With a high school diploma or GED it is possible to begin a career as a gas appliance repair technician. Gas appliance repair technicians fix appliances that are gas-fired.
Gas appliance repair technicians fix gas-fired appliances such as dryers, stoves, furnaces, ranges and fireplaces. Along with knowledge of gas appliances, they should also possess expertise in diagnosing and repairing problems with the electrical components inside gas appliances that keep them running. No formal education is required to become a gas appliance repair tech; on-the-job training is typically provided once employment is secured. Associate's degree programs in electronics and electrical engineering are available for those who wish to enroll in a postsecondary program.
|Required Education||None mandatory; a high school diploma or GED may be preferred|
|Projected Job Growth (2014-2024)||-3.4% for all home appliance repairers*|
|Median Salary (2015)||$36,200 for all home appliance repairers*|
Source: *U.S. Bureau of Labor Statistics
Career Education for a Gas Appliance Repair Technician
Little formal education is required to become a gas appliance repair technician. A high school diploma or equivalent is helpful in first attaining the job, but there are no degree programs available in this field and thus no degree requirements. There are, however, postsecondary technical and vocational programs available in appliance repair that can be helpful in finding jobs as gas appliance repair technicians.
These programs, typically offered at vocational schools or community colleges, generally last 1-2 years and concentrate on education relating to the electrical components of home appliances. Even though gas appliances are fired by gases such as liquid propane and natural gas, they still contain electrical components and repair technicians must know how to fix those problems as well as any that can arise from the gas-related components.
Since one can acquire a job as a gas appliance repair technician with little education, most training is done on the job under the guidance of workers with more experience. During training, new technicians hone their skills of troubleshooting various electronic and mechanical issues, interacting with customers in a friendly, professional manner and working independently to ensure adequate performance without supervision.
Many employers sponsor in-house classes and require technicians to attend seminars given by appliance manufacturers that keep repair skills up to date. Supplemental instruction is also available that trains technicians to perform warranty work and regular training sessions to ensure that they receive instruction on the latest models of gas-fired home appliances.
The initial training required by employers can last anywhere from a few months to a few years and supplemental instruction is ongoing to keep skills fresh and relevant. Manufacturers typically put out service bulletins to inform technicians and consumers of potential issues with gas appliances and technicians should be well-versed and up-to-date with these soon after they are released.
Because of the potential for volatility with gas-fired appliances that are incorrectly installed or serviced, training in this field must be thorough and constantly updated.

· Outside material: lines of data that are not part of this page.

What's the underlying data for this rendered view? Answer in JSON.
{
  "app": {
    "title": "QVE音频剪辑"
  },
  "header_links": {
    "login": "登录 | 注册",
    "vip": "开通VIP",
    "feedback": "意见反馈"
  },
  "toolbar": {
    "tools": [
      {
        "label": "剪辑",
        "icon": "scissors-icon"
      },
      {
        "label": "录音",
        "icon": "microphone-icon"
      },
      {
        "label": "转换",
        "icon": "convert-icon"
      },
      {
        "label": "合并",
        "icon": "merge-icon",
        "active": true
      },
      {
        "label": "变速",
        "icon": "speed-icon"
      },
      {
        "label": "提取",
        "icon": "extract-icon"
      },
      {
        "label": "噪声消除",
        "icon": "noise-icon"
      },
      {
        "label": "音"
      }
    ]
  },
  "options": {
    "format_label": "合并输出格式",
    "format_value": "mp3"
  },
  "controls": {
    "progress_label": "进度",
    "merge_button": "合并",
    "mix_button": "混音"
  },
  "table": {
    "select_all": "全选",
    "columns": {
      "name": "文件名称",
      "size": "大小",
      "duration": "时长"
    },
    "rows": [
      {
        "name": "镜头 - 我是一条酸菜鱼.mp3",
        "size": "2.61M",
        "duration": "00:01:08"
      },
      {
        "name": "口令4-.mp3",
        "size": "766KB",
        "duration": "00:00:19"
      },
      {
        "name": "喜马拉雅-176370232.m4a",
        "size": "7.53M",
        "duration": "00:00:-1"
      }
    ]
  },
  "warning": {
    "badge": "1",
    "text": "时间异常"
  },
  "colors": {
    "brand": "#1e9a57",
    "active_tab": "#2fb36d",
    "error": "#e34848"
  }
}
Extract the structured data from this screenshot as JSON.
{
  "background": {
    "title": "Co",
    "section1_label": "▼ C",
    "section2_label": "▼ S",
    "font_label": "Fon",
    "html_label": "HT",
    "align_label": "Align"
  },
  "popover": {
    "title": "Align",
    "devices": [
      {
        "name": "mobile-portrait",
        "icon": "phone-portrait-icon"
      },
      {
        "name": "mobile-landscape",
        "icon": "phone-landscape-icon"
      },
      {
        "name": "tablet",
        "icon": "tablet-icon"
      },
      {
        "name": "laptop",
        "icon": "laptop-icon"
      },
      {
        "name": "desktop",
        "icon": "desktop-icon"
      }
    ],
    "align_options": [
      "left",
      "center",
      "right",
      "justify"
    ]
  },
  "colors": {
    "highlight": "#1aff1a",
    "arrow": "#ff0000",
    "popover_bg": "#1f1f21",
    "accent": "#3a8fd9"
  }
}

Technicians should always have the tools available to ensure correct and safe repair of gas appliances.
Jobs for gas appliance repair technicians are expected to decline from 2014-2024. Although no specific postsecondary gas appliance technician training is available, completing a vocational program in appliance repair or an associate's degree in electronics and electrical engineering may be beneficial and help applicants increase their job prospects.